Today’s reading covers the opening of Scripture. To give a bit of background, the typically accepted view of Genesis in Baptist life is that it was written by Moses as part of the Pentateuch (which Jesus said came from Moses, so unless you want to dismiss what Jesus said or try to explain it away, I’d say we can trust Him). That makes Genesis part of the oldest section of the Bible.(We tend to think Job may be as old, but that’s it.)Genesis covers the beginnings, starting with Creation. The first chapter starts with nothing present but God. There is no discussion of the origin of God because God transcends creation, being the One who is always.That’s the key here: Genesis 1 and 2 are not out to explain the origin of God. The goal is to explain the origin of humanity, more specifically the origin of the Israelites.The other quick thing to note is that these 2 chapters are the only 2 chapters in the Old Testament where everything is alright. They form, with Revelation 21 and 22, the onl…

John 1:1-34

Today’s Bible reading was from John. Specifically, it was John 1:1-34, covering the Prologue of the Gospel of John and the testimony of John the Baptist.I thought I’d give you a few quick thoughts on tis passage for the day:1. John’s view of the beginning of all things is different from most of the world in which he lived. The idea that God the Father and God the Son (later you’ll seem him bring in God the Spirit, but his delay is related to teaching order, not a belief that the Spirit came later) pre-exist all of creation is not echoed in any of the mythologies of his time. Only in the Genesis account do we find a pre-existing God who was and is and is always God. Greece, Rome, Egypt, and many others had gods who had taken the place of other gods, with creation as an after-effect and not a deliberate act.It’s also worth noting when you read Genesis 1 tomorrow that putting John and Genesis together gives you God the Father, the Son, and the Holy Spirit at Creation. John has 2/3, Genes…

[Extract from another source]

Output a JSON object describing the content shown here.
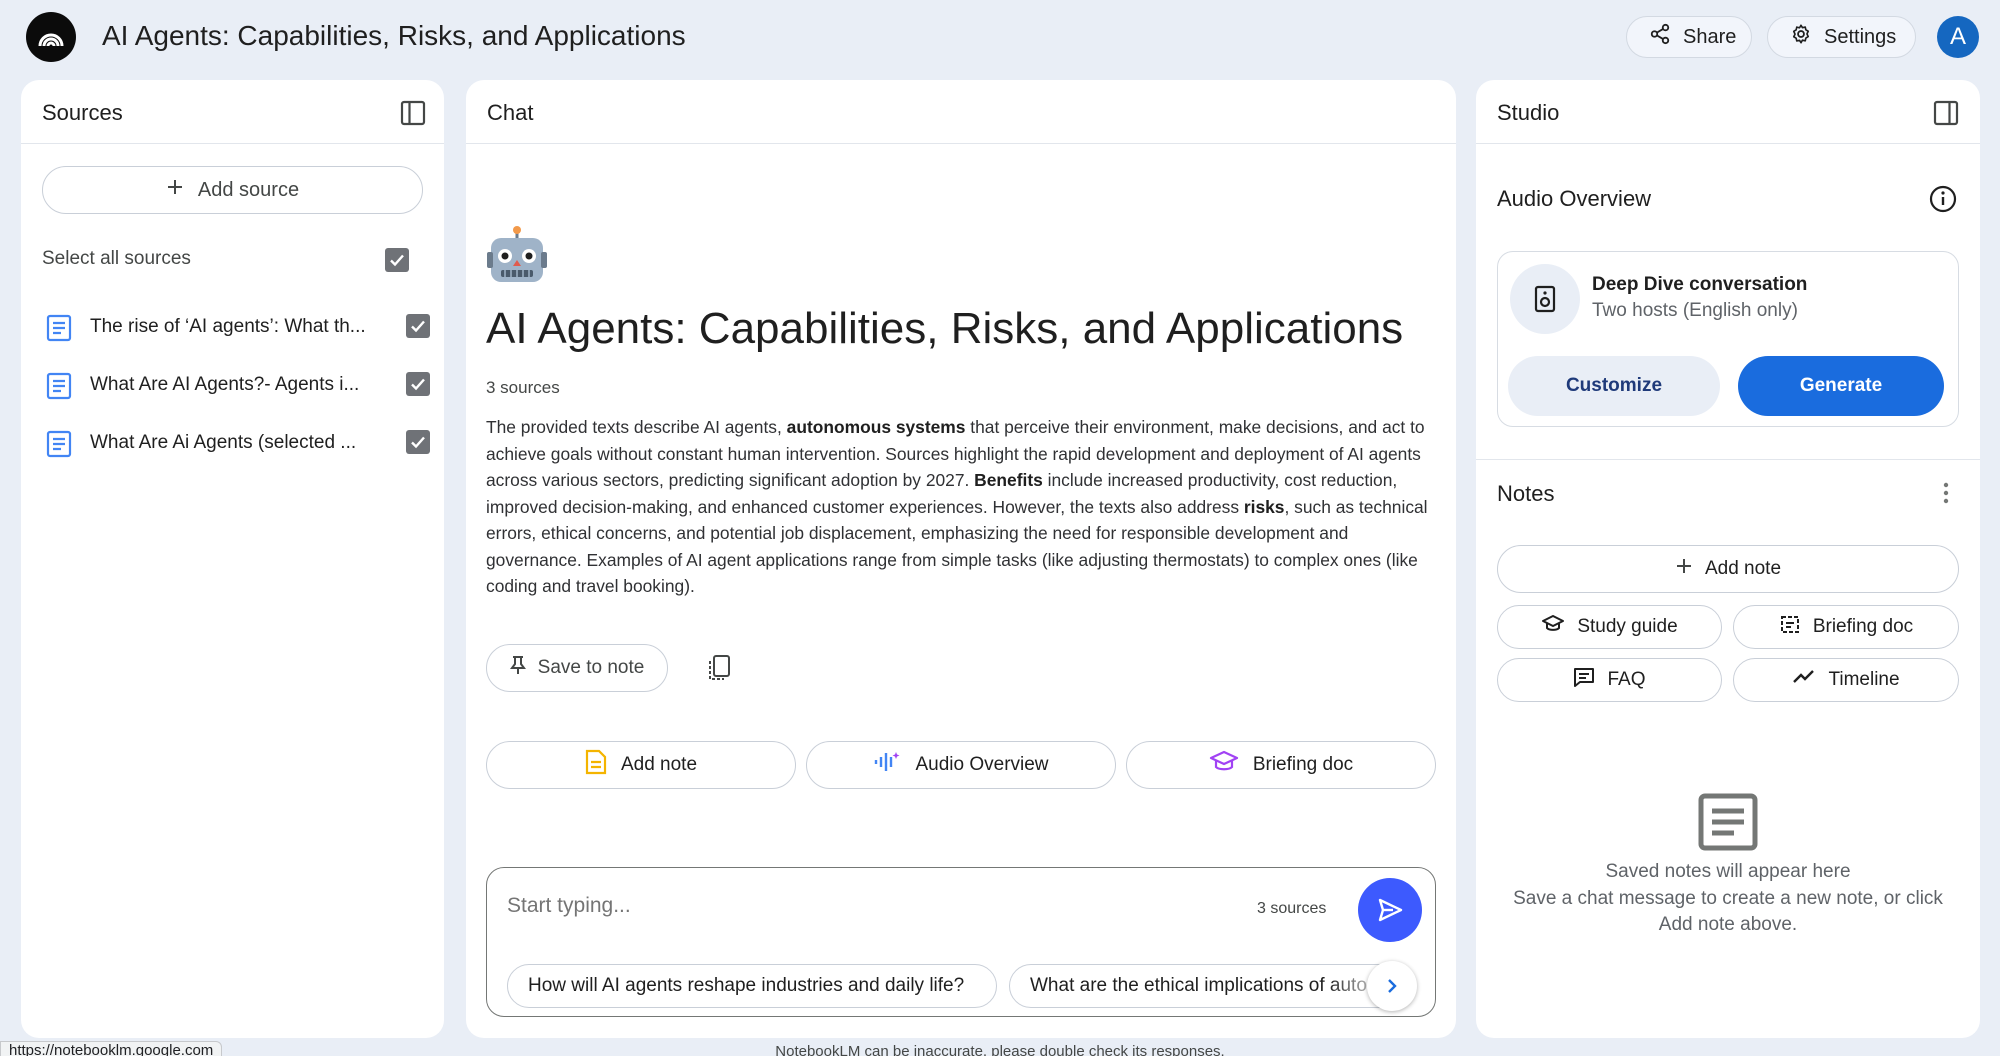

Sermon Recap for January 7 2018

Well, we’ve hit the first Sunday of the year.It always feels like I should say more about the change in calendar, but I don’t quite know for sure what to raise. I think I was a bit fragmented both services—there were a couple of things I meant to address but didn’t, though I hit a couple of points I felt were more important.I’ve got the video of both sermons and the audio from the morning. Unfortunately, the background hum is getting worse, despite the fact that it was actually gone for a while, so the evening audio is useless. It’s not uploaded because it really can’t be listened to.Here’s the morning video:Morning Audio:
Evening Video:

Sermon Recap for Dec 31 2017

Well, it’s January 1, 2018, but the sermon is from yesterday. It’s time to start up for next year, but first, of course, we have to wind down last year. Please consider your commitment to the cause of Christ in the new year. And I don’t mean that with any subtext, subterfuge, or ulterior motive—take it at face value: is your goal that 2018 reflect your work for the cause of Jesus?Now, sermons:Here’s the December 24 video as it posted live through Facebook. I’m not sure it turned out with great quality, but it’s tolerable. That’s a tech problem that I haven’t had time to solve:Here is the December 31 AM Sermon (audio link is here)Now, I don’t remember if I posted December 24th’s morning sermon, so here it is:December 24 Audio is here